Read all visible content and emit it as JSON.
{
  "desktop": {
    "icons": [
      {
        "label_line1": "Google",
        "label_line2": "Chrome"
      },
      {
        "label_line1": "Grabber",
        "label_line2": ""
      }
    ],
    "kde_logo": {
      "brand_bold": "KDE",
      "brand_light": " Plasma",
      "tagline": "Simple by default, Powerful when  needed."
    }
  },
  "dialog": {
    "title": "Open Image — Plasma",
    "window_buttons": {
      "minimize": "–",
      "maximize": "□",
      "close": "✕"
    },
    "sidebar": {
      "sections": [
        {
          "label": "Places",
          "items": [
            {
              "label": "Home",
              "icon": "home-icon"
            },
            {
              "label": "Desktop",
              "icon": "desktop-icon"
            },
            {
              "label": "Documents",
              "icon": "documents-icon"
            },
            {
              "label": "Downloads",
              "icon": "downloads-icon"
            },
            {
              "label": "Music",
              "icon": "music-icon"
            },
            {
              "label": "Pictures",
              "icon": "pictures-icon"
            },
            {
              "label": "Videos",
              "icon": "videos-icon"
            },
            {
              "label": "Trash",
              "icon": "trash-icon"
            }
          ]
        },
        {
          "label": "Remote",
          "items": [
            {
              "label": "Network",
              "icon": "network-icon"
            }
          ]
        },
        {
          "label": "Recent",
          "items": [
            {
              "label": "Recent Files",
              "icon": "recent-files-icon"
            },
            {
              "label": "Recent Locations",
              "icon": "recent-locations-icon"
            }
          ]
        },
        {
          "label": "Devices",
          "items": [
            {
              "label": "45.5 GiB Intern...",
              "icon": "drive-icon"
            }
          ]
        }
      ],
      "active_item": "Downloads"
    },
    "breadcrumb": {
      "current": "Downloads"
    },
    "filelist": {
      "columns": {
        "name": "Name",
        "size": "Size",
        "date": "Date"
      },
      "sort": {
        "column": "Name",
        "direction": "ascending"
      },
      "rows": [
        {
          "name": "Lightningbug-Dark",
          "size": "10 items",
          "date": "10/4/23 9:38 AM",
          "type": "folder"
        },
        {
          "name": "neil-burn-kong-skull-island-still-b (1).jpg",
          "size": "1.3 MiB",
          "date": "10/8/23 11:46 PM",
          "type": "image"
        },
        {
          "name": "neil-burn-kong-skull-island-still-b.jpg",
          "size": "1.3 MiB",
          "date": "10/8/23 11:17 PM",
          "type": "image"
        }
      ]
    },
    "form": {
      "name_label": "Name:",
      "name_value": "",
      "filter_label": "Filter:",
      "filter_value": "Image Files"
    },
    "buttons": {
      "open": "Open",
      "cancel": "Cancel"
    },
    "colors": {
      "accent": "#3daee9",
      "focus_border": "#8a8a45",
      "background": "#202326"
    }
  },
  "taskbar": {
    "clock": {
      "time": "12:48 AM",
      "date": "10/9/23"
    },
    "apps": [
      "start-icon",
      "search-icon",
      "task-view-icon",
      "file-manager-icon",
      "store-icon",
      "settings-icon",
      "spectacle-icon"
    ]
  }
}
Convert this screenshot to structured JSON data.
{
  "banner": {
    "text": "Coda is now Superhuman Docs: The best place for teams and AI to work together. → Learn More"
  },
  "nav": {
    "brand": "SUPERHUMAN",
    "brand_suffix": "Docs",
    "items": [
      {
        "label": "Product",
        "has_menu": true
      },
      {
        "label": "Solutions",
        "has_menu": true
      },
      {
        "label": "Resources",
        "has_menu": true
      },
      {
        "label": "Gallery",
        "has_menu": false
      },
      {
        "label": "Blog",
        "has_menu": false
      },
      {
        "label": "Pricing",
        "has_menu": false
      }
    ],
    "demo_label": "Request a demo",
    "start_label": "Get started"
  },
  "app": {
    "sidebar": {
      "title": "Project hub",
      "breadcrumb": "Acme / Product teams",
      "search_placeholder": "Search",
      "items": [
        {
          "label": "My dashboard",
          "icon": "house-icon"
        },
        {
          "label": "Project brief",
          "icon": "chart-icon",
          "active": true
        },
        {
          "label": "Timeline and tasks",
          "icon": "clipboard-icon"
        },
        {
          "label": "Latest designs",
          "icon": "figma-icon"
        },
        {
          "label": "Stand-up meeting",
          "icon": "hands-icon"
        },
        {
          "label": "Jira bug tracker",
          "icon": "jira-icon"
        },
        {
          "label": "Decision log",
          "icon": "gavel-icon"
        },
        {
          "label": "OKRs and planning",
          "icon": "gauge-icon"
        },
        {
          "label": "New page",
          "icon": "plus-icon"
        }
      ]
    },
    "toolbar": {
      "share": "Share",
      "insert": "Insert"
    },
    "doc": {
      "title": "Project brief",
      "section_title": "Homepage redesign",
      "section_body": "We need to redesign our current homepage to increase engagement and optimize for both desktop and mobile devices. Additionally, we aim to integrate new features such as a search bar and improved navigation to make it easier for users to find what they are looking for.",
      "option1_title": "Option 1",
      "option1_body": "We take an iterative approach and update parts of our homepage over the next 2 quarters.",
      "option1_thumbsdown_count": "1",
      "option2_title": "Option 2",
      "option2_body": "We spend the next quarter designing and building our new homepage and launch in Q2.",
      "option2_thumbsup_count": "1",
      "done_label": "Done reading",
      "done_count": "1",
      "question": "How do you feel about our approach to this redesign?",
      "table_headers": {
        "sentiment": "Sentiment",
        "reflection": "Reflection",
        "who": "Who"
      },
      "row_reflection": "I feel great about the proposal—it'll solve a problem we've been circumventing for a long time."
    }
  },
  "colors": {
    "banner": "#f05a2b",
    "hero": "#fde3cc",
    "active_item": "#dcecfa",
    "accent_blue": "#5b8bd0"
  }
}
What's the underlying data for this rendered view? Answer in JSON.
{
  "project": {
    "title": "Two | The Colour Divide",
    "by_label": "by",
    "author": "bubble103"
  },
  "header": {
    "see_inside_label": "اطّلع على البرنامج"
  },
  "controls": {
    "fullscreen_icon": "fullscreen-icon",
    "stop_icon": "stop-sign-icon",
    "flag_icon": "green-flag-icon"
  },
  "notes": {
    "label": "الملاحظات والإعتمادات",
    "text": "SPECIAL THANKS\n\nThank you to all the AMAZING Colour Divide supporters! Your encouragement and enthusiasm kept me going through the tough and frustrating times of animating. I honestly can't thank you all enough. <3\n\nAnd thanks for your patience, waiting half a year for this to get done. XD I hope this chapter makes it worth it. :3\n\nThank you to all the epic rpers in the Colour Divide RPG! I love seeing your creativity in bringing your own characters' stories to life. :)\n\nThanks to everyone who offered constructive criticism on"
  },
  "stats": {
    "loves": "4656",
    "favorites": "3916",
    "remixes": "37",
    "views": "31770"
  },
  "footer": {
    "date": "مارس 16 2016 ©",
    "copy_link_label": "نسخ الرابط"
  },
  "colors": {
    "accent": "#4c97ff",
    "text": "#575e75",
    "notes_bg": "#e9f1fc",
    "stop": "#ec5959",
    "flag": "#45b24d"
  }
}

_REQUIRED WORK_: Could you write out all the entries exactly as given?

_WRITTEN SOLUTION_:
Read all visible content and emit it as JSON.
{
  "desktop": {
    "icons": [
      {
        "label_line1": "Google",
        "label_line2": "Chrome"
      },
      {
        "label_line1": "Grabber",
        "label_line2": ""
      }
    ],
    "kde_logo": {
      "brand_bold": "KDE",
      "brand_light": " Plasma",
      "tagline": "Simple by default, Powerful when  needed."
    }
  },
  "dialog": {
    "title": "Open Image — Plasma",
    "window_buttons": {
      "minimize": "–",
      "maximize": "□",
      "close": "✕"
    },
    "sidebar": {
      "sections": [
        {
          "label": "Places",
          "items": [
            {
              "label": "Home",
              "icon": "home-icon"
            },
            {
              "label": "Desktop",
              "icon": "desktop-icon"
            },
            {
              "label": "Documents",
              "icon": "documents-icon"
            },
            {
              "label": "Downloads",
              "icon": "downloads-icon"
            },
            {
              "label": "Music",
              "icon": "music-icon"
            },
            {
              "label": "Pictures",
              "icon": "pictures-icon"
            },
            {
              "label": "Videos",
              "icon": "videos-icon"
            },
            {
              "label": "Trash",
              "icon": "trash-icon"
            }
          ]
        },
        {
          "label": "Remote",
          "items": [
            {
              "label": "Network",
              "icon": "network-icon"
            }
          ]
        },
        {
          "label": "Recent",
          "items": [
            {
              "label": "Recent Files",
              "icon": "recent-files-icon"
            },
            {
              "label": "Recent Locations",
              "icon": "recent-locations-icon"
            }
          ]
        },
        {
          "label": "Devices",
          "items": [
            {
              "label": "45.5 GiB Intern...",
              "icon": "drive-icon"
            }
          ]
        }
      ],
      "active_item": "Downloads"
    },
    "breadcrumb": {
      "current": "Downloads"
    },
    "filelist": {
      "columns": {
        "name": "Name",
        "size": "Size",
        "date": "Date"
      },
      "sort": {
        "column": "Name",
        "direction": "ascending"
      },
      "rows": [
        {
          "name": "Lightningbug-Dark",
          "size": "10 items",
          "date": "10/4/23 9:38 AM",
          "type": "folder"
        },
        {
          "name": "neil-burn-kong-skull-island-still-b (1).jpg",
          "size": "1.3 MiB",
          "date": "10/8/23 11:46 PM",
          "type": "image"
        },
        {
          "name": "neil-burn-kong-skull-island-still-b.jpg",
          "size": "1.3 MiB",
          "date": "10/8/23 11:17 PM",
          "type": "image"
        }
      ]
    },
    "form": {
      "name_label": "Name:",
      "name_value": "",
      "filter_label": "Filter:",
      "filter_value": "Image Files"
    },
    "buttons": {
      "open": "Open",
      "cancel": "Cancel"
    },
    "colors": {
      "accent": "#3daee9",
      "focus_border": "#8a8a45",
      "background": "#202326"
    }
  },
  "taskbar": {
    "clock": {
      "time": "12:48 AM",
      "date": "10/9/23"
    },
    "apps": [
      "start-icon",
      "search-icon",
      "task-view-icon",
      "file-manager-icon",
      "store-icon",
      "settings-icon",
      "spectacle-icon"
    ]
  }
}
Convert this screenshot to structured JSON data.
{
  "banner": {
    "text": "Coda is now Superhuman Docs: The best place for teams and AI to work together. → Learn More"
  },
  "nav": {
    "brand": "SUPERHUMAN",
    "brand_suffix": "Docs",
    "items": [
      {
        "label": "Product",
        "has_menu": true
      },
      {
        "label": "Solutions",
        "has_menu": true
      },
      {
        "label": "Resources",
        "has_menu": true
      },
      {
        "label": "Gallery",
        "has_menu": false
      },
      {
        "label": "Blog",
        "has_menu": false
      },
      {
        "label": "Pricing",
        "has_menu": false
      }
    ],
    "demo_label": "Request a demo",
    "start_label": "Get started"
  },
  "app": {
    "sidebar": {
      "title": "Project hub",
      "breadcrumb": "Acme / Product teams",
      "search_placeholder": "Search",
      "items": [
        {
          "label": "My dashboard",
          "icon": "house-icon"
        },
        {
          "label": "Project brief",
          "icon": "chart-icon",
          "active": true
        },
        {
          "label": "Timeline and tasks",
          "icon": "clipboard-icon"
        },
        {
          "label": "Latest designs",
          "icon": "figma-icon"
        },
        {
          "label": "Stand-up meeting",
          "icon": "hands-icon"
        },
        {
          "label": "Jira bug tracker",
          "icon": "jira-icon"
        },
        {
          "label": "Decision log",
          "icon": "gavel-icon"
        },
        {
          "label": "OKRs and planning",
          "icon": "gauge-icon"
        },
        {
          "label": "New page",
          "icon": "plus-icon"
        }
      ]
    },
    "toolbar": {
      "share": "Share",
      "insert": "Insert"
    },
    "doc": {
      "title": "Project brief",
      "section_title": "Homepage redesign",
      "section_body": "We need to redesign our current homepage to increase engagement and optimize for both desktop and mobile devices. Additionally, we aim to integrate new features such as a search bar and improved navigation to make it easier for users to find what they are looking for.",
      "option1_title": "Option 1",
      "option1_body": "We take an iterative approach and update parts of our homepage over the next 2 quarters.",
      "option1_thumbsdown_count": "1",
      "option2_title": "Option 2",
      "option2_body": "We spend the next quarter designing and building our new homepage and launch in Q2.",
      "option2_thumbsup_count": "1",
      "done_label": "Done reading",
      "done_count": "1",
      "question": "How do you feel about our approach to this redesign?",
      "table_headers": {
        "sentiment": "Sentiment",
        "reflection": "Reflection",
        "who": "Who"
      },
      "row_reflection": "I feel great about the proposal—it'll solve a problem we've been circumventing for a long time."
    }
  },
  "colors": {
    "banner": "#f05a2b",
    "hero": "#fde3cc",
    "active_item": "#dcecfa",
    "accent_blue": "#5b8bd0"
  }
}
What's the underlying data for this rendered view? Answer in JSON.
{
  "project": {
    "title": "Two | The Colour Divide",
    "by_label": "by",
    "author": "bubble103"
  },
  "header": {
    "see_inside_label": "اطّلع على البرنامج"
  },
  "controls": {
    "fullscreen_icon": "fullscreen-icon",
    "stop_icon": "stop-sign-icon",
    "flag_icon": "green-flag-icon"
  },
  "notes": {
    "label": "الملاحظات والإعتمادات",
    "text": "SPECIAL THANKS\n\nThank you to all the AMAZING Colour Divide supporters! Your encouragement and enthusiasm kept me going through the tough and frustrating times of animating. I honestly can't thank you all enough. <3\n\nAnd thanks for your patience, waiting half a year for this to get done. XD I hope this chapter makes it worth it. :3\n\nThank you to all the epic rpers in the Colour Divide RPG! I love seeing your creativity in bringing your own characters' stories to life. :)\n\nThanks to everyone who offered constructive criticism on"
  },
  "stats": {
    "loves": "4656",
    "favorites": "3916",
    "remixes": "37",
    "views": "31770"
  },
  "footer": {
    "date": "مارس 16 2016 ©",
    "copy_link_label": "نسخ الرابط"
  },
  "colors": {
    "accent": "#4c97ff",
    "text": "#575e75",
    "notes_bg": "#e9f1fc",
    "stop": "#ec5959",
    "flag": "#45b24d"
  }
}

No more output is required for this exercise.